A black lung diagnosis is usually made by identifying abnormalities called "opacities" on a chest x-ray. A doctor can classify the degree of the disease based on the amount and size of the opacities. There are other methods of diagnosing black lung. For example, federal law allows a black lung diagnosis to be made based on a doctor’s opinion along or based on other types of lung testing. However, as a practical matter, a workers’ comp claim is not likely to succeed without a positive chest x-ray.
A positive x-ray will prompt a doctor to order pulmonary function tests and arterial blood gas tests to find out how badly your lungs have been damaged. For a pulmonary function test, you’ll have to breathe into a tube. For the arterial blood gas test, you’ll have your blood taken, probably twice – once while resting and once while exercising. The blood gas test will measure how well your lung is functioning by showing whether your blood is carrying enough oxygen.
These pulmonary tests help to show whether you have an obstructive or a restrictive breathing defect. An obstructive defect means you have trouble exhaling, which is a common indicator of other lung diseases such as emphysema. A restrictive defect means you have difficulty inhaling, which is an indicator of black lung.
Unfortunately, there is no real cure for black lung. The lung tissue affected by black lung is permanently damaged and cannot be repaired. The only way to keep black lung from progressing is to stop coal dust exposure altogether. While this can be difficult for someone who works as a coal miner, there are options for reassignment. For example, under federal law, a miner diagnosed with black lung can ask to be moved to a less dusty area of the coal mine.
Other than reducing exposure to coal dust, treatment options for black lung are limited and focused on helping the patient breathe. Doctors may try to treat breathing problems with inhalers and may recommend an oxygen tank in severe cases where blood oxygen levels are too low.
Workers who have developed black lung on the job may file claims through their states’ workers’ compensation programs. For an explanation of the different types of benefits available, see Nolo’s article, Types of Workers' Compensation Benefits.

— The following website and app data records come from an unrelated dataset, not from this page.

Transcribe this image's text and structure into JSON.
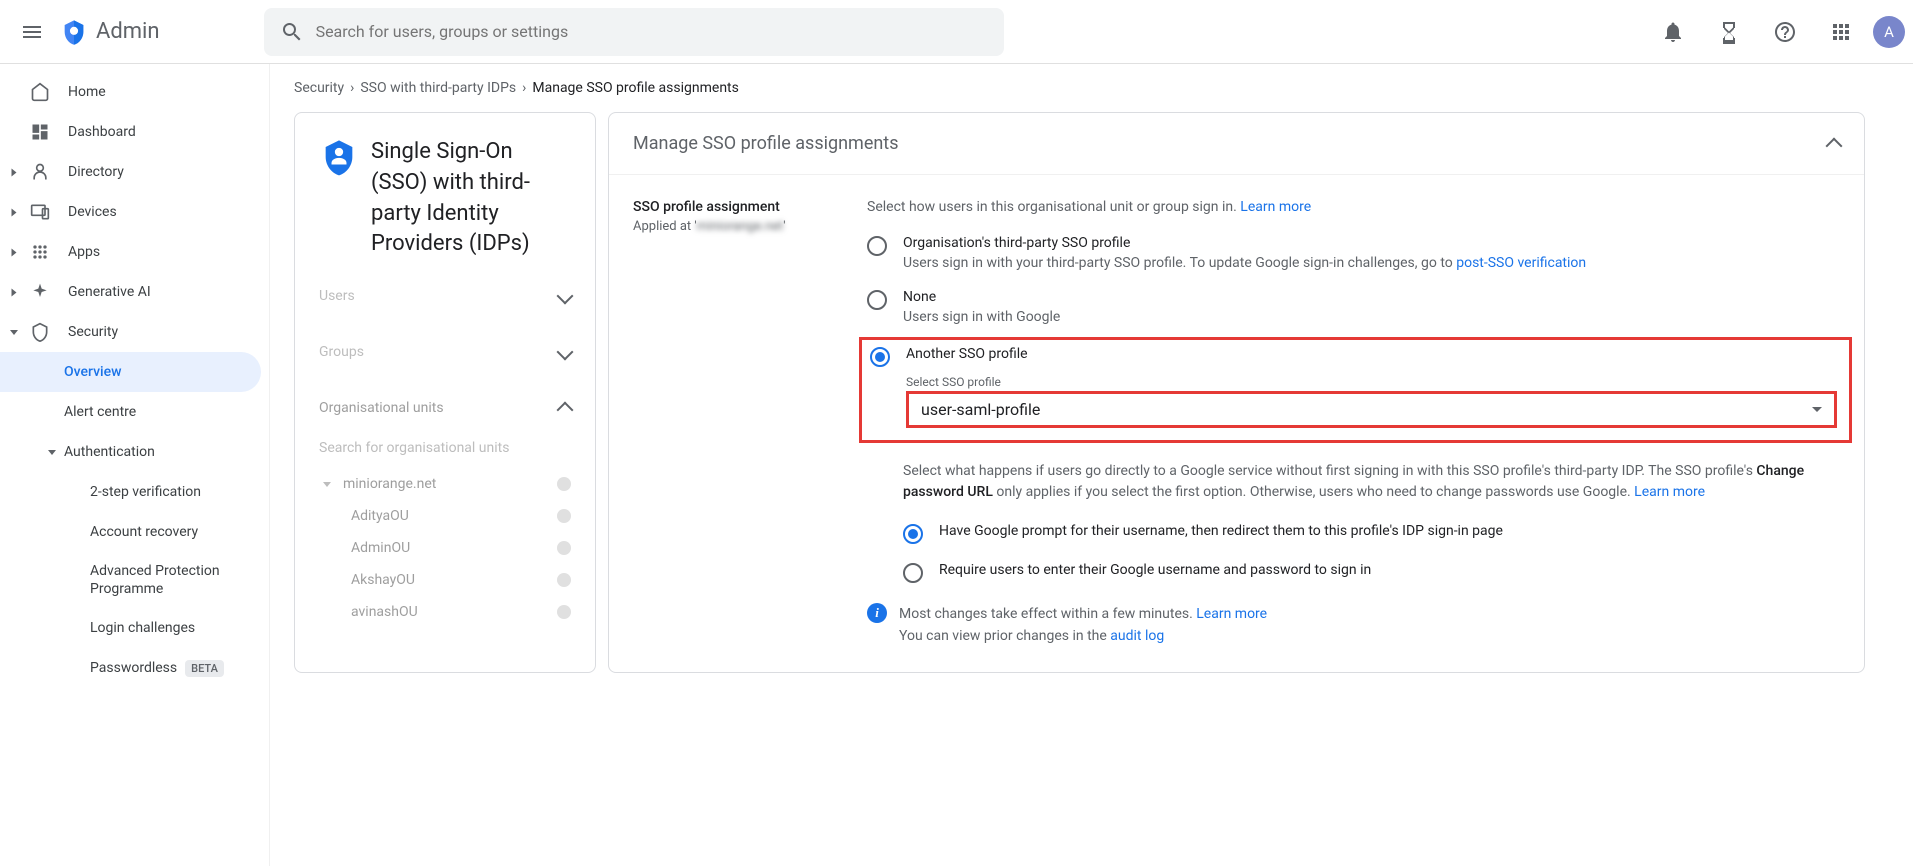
{
  "header": {
    "logo_label": "Admin",
    "search_placeholder": "Search for users, groups or settings",
    "avatar_initial": "A"
  },
  "sidebar": {
    "items": [
      {
        "label": "Home"
      },
      {
        "label": "Dashboard"
      },
      {
        "label": "Directory"
      },
      {
        "label": "Devices"
      },
      {
        "label": "Apps"
      },
      {
        "label": "Generative AI"
      },
      {
        "label": "Security"
      }
    ],
    "security_children": {
      "overview": "Overview",
      "alert_centre": "Alert centre",
      "authentication": "Authentication",
      "auth_children": [
        "2-step verification",
        "Account recovery",
        "Advanced Protection Programme",
        "Login challenges",
        "Passwordless"
      ],
      "beta_label": "BETA"
    }
  },
  "breadcrumb": {
    "a": "Security",
    "b": "SSO with third-party IDPs",
    "c": "Manage SSO profile assignments"
  },
  "left_panel": {
    "title": "Single Sign-On (SSO) with third-party Identity Providers (IDPs)",
    "sections": {
      "users": "Users",
      "groups": "Groups",
      "org_units": "Organisational units"
    },
    "ou_search_placeholder": "Search for organisational units",
    "ou_root": "miniorange.net",
    "ou_children": [
      "AdityaOU",
      "AdminOU",
      "AkshayOU",
      "avinashOU"
    ]
  },
  "right_panel": {
    "header": "Manage SSO profile assignments",
    "assignment_label": "SSO profile assignment",
    "applied_at_prefix": "Applied at '",
    "applied_at_value": "miniorange.net",
    "applied_at_suffix": "'",
    "help_text": "Select how users in this organisational unit or group sign in. ",
    "learn_more": "Learn more",
    "options": {
      "org_profile": {
        "label": "Organisation's third-party SSO profile",
        "desc_a": "Users sign in with your third-party SSO profile. To update Google sign-in challenges, go to ",
        "link": "post-SSO verification"
      },
      "none": {
        "label": "None",
        "desc": "Users sign in with Google"
      },
      "another": {
        "label": "Another SSO profile",
        "select_label": "Select SSO profile",
        "select_value": "user-saml-profile"
      }
    },
    "explain_a": "Select what happens if users go directly to a Google service without first signing in with this SSO profile's third-party IDP. The SSO profile's ",
    "explain_bold": "Change password URL",
    "explain_b": " only applies if you select the first option. Otherwise, users who need to change passwords use Google. ",
    "sub_options": {
      "prompt": "Have Google prompt for their username, then redirect them to this profile's IDP sign-in page",
      "require": "Require users to enter their Google username and password to sign in"
    },
    "info_a": "Most changes take effect within a few minutes. ",
    "info_b": "You can view prior changes in the ",
    "audit_link": "audit log"
  }
}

You should notify your employer immediately once you learn that you have black lung. Most states have strict time limits for providing notice, often between 30-90 days. Each state also has strict time limits in which a worker with black lung must file a workers' comp claim. The clock usually starts running on one of the following: the date the employee was last exposed to coal mine dust, the date when symptoms began, or the date when the black lung diagnosis is made. Each state has its own laws on these time limits, which are usually around three years.
A worker with black lung may also have a separate claim under the Federal Black Lung Benefits Act. Under federal law, a worker can recover for black lung only if he or she is “totally disabled” by it. This means that the worker is no longer able to perform the work of a coal miner because his or her ability to breathe normally is permanently impaired. While you may file claims under both state and federal law, there will likely be an offset of benefits to prevent a double recovery.
It’s important to consult with a lawyer who is familiar with occupational diseases of coal miners. An attorney who represents coal miners will be familiar with black lung disease and can usually refer the miner to a doctor who has expertise is diagnosing and treating the disease. For advice on how to find the right lawyer, see Nolo’s article on how to find and choose a workers’ comp lawyer.